Say how many lines in the records include the string "transfer", adding no other words.
---
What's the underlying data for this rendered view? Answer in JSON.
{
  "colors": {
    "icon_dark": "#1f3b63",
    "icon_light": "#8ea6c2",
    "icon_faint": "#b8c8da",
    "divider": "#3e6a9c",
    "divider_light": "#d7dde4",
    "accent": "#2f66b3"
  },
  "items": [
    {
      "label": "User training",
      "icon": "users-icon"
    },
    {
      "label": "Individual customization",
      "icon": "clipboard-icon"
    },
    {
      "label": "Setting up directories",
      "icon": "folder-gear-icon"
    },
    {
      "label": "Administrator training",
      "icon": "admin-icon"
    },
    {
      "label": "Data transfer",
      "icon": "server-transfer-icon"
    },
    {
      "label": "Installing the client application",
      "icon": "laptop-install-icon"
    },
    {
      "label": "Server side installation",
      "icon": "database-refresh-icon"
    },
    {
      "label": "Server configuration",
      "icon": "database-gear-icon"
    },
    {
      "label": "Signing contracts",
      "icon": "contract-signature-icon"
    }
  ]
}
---
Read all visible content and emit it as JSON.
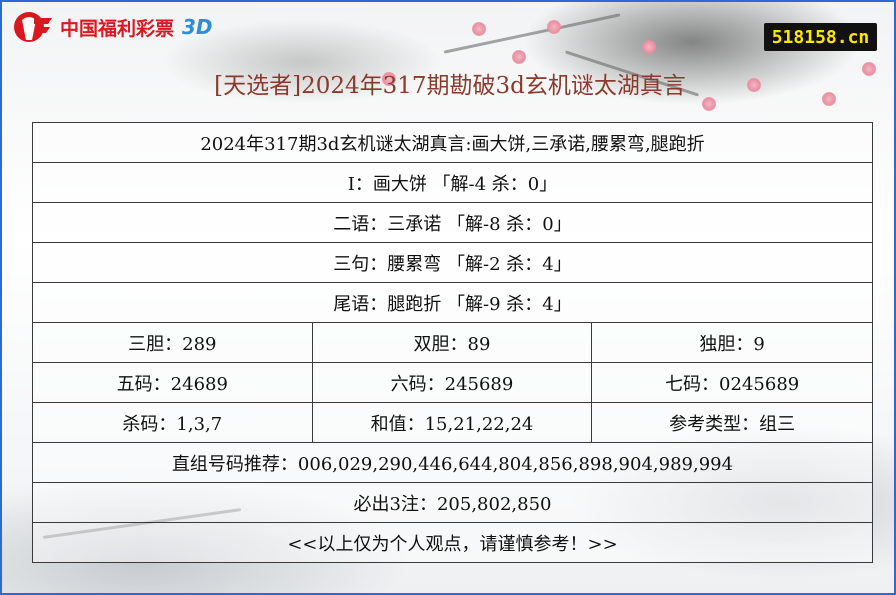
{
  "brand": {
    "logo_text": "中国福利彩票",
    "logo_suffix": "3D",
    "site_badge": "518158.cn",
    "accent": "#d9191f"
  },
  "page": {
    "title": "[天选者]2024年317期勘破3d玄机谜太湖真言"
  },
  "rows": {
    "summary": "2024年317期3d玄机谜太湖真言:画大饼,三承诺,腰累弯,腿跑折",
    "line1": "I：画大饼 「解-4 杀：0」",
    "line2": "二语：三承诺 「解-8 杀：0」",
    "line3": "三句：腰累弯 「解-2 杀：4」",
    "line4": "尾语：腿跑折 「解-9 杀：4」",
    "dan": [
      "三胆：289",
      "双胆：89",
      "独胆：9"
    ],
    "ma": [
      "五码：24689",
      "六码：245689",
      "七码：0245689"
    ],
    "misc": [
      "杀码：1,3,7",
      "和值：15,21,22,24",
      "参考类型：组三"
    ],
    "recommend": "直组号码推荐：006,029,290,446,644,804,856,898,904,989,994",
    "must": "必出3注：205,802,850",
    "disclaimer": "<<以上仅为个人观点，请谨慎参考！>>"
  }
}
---
Task solution
2